We do have a verbal shorthand and can usually register a correct opinion for the other, but anyone who knows someone else all their life can do a similar thing.
I think the most common question we get asked is whether we ever switched classes, and later jobs, since we look a *lot* alike. To which I always wonder, why would that be fun? Seems like i’d be walking into an environment with no situational knowledge… bleh.
The ONE time when our ability to pass for each other is super is in taking uncomfortable phone calls, txts, emails, etc. Since we can “do” each other’s voices and writing styles, when my twin gets a call or message from someone they hate, I can take it instead, be reasonably polite and not escalate the situation. Be warned, not even our parents can tell.
cthandhs, thanks for the response! It is wonderful to hear from an identical twin. Since my girls are only five, they can’t really answer all the questions themselves, so I get asked them. Since I’ve accrued a lot of twin knowledge over the last five years, I thought I’d share 🙂

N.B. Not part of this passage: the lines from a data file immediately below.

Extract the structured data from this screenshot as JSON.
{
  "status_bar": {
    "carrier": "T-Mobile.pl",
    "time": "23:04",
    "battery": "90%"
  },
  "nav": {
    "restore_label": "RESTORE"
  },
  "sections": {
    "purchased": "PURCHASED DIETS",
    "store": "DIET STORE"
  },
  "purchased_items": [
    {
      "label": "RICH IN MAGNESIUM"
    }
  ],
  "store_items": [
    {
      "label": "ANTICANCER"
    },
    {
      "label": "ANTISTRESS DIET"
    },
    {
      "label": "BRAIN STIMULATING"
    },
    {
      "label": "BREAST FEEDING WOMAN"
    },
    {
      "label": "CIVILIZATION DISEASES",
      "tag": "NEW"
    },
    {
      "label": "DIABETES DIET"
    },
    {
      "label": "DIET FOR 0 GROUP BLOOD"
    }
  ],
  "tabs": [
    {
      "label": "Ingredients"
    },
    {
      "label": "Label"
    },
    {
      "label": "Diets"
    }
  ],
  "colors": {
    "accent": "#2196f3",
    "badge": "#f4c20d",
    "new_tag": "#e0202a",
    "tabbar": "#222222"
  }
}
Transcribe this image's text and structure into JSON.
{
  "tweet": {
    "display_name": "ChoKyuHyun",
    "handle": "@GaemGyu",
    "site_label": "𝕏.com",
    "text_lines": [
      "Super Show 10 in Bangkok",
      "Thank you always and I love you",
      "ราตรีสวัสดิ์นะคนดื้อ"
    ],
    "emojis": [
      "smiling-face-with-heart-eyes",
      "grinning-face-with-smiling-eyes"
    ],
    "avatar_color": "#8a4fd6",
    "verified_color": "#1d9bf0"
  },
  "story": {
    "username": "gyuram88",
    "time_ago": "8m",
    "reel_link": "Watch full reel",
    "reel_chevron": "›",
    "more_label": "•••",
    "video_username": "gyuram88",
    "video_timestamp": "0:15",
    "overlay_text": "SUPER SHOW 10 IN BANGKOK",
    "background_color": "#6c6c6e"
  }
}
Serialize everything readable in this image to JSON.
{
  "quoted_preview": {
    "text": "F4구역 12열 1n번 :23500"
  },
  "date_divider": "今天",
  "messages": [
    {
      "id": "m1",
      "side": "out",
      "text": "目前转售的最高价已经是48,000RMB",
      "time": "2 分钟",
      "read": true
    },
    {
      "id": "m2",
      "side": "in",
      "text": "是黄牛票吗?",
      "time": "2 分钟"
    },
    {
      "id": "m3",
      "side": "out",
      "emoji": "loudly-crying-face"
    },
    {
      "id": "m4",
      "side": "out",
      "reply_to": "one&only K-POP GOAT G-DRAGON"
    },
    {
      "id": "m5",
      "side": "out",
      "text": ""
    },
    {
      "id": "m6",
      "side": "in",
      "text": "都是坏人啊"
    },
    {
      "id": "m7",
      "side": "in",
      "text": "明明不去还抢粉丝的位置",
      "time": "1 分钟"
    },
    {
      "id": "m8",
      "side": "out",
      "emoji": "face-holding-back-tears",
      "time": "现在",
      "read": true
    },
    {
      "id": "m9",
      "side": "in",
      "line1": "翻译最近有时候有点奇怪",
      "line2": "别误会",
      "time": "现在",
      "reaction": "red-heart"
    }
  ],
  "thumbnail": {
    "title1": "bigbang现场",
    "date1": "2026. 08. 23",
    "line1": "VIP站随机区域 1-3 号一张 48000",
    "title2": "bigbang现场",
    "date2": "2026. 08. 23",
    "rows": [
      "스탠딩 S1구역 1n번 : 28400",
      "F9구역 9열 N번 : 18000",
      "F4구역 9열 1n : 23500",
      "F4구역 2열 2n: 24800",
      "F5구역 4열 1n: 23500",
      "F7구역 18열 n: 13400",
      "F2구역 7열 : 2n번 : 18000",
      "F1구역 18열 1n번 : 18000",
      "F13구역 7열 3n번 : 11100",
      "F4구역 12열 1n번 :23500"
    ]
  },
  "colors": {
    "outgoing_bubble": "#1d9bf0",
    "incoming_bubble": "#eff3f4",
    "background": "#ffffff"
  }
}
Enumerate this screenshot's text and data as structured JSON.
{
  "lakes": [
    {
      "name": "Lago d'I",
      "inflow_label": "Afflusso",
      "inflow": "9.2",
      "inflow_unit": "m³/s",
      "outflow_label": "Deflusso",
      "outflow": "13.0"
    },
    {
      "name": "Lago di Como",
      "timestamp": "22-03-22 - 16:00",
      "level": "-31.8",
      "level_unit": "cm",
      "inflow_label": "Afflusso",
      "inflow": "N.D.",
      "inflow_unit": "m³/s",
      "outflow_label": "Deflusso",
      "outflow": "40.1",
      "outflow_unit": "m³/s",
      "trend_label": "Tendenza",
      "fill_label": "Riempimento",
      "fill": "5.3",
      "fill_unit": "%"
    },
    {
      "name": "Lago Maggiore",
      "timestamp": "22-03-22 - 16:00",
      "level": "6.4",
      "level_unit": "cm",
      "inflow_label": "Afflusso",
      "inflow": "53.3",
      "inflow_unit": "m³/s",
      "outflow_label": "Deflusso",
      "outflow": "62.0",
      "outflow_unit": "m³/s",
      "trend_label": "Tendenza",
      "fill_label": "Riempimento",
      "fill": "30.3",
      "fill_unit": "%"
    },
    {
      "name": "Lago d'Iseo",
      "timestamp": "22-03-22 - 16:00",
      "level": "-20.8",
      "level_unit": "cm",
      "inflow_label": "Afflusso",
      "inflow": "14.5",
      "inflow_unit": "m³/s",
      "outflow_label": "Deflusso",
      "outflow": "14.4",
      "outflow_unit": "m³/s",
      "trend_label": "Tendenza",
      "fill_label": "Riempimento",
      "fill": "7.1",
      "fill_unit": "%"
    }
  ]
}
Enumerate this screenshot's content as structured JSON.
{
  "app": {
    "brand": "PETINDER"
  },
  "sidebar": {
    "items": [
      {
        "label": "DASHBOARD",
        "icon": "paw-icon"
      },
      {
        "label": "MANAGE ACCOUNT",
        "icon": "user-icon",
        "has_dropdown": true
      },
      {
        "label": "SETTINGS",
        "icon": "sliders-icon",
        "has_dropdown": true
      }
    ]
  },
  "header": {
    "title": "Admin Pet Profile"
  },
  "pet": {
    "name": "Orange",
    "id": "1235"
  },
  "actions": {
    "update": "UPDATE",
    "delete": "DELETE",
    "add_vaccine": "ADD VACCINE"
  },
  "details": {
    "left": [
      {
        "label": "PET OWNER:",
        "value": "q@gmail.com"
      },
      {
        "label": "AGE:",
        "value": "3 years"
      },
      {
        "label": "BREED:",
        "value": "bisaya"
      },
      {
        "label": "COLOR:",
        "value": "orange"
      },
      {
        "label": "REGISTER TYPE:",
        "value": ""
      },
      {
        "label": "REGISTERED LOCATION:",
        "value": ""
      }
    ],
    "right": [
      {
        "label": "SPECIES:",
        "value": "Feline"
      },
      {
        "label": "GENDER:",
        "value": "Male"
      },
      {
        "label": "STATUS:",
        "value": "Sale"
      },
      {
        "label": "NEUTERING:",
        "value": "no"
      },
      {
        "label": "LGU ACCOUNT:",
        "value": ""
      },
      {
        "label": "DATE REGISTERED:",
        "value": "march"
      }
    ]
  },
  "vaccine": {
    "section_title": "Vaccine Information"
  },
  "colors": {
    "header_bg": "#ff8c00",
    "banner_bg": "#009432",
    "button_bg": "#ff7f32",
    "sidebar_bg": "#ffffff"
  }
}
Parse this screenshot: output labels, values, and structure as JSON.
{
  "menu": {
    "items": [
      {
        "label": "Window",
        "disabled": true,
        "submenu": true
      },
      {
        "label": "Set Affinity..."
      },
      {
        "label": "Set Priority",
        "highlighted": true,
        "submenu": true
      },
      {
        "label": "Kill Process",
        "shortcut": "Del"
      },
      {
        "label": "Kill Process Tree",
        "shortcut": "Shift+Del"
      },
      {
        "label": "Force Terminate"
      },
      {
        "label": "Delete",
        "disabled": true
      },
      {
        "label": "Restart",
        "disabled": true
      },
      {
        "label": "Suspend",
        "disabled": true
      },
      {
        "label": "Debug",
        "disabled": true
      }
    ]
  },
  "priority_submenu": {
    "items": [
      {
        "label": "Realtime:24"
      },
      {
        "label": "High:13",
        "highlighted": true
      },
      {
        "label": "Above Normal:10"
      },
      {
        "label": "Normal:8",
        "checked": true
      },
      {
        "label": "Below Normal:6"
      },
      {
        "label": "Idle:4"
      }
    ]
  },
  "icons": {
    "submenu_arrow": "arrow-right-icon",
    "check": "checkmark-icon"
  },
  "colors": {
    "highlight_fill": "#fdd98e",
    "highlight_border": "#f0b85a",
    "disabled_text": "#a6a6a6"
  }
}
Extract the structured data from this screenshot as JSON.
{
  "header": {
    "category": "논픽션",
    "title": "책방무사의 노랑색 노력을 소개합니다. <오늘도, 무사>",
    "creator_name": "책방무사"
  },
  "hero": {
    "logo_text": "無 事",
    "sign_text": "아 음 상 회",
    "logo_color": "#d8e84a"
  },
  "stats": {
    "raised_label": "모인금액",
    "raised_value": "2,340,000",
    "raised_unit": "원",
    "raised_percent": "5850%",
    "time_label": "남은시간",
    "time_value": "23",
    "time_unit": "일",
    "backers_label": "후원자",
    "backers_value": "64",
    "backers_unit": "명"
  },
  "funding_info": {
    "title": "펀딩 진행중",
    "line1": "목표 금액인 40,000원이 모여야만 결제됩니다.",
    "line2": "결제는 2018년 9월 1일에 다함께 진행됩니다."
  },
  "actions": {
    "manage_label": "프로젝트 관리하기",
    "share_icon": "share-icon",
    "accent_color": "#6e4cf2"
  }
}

I won’t deny that my twins have a special connection, but it’s not like they don’t have their own thoughts and feelings. Back in my middle and high school days, I was very close to my sister who is 2 years older than me and we could “read” each other’s minds all the time. We knew each other extremely well. People who are close, especially when their young, create secret signals and learn the other’s body language. It even happens with best friends who we’re not related to, and of course, our spouses. You guys get to have a little extra fun with it, though, because you look/sound alike and can really take it to a new level 😉
I was curious if you’ve read my “Part 2: Divergent Duo” on twins. It’s about how identical twins actively try to differentiate themselves and how dissimilar they truly can be. I’d be interested in your feedback. Here’s the link: http://madartlab.com/2012/11/13/divergent-duo-part-2/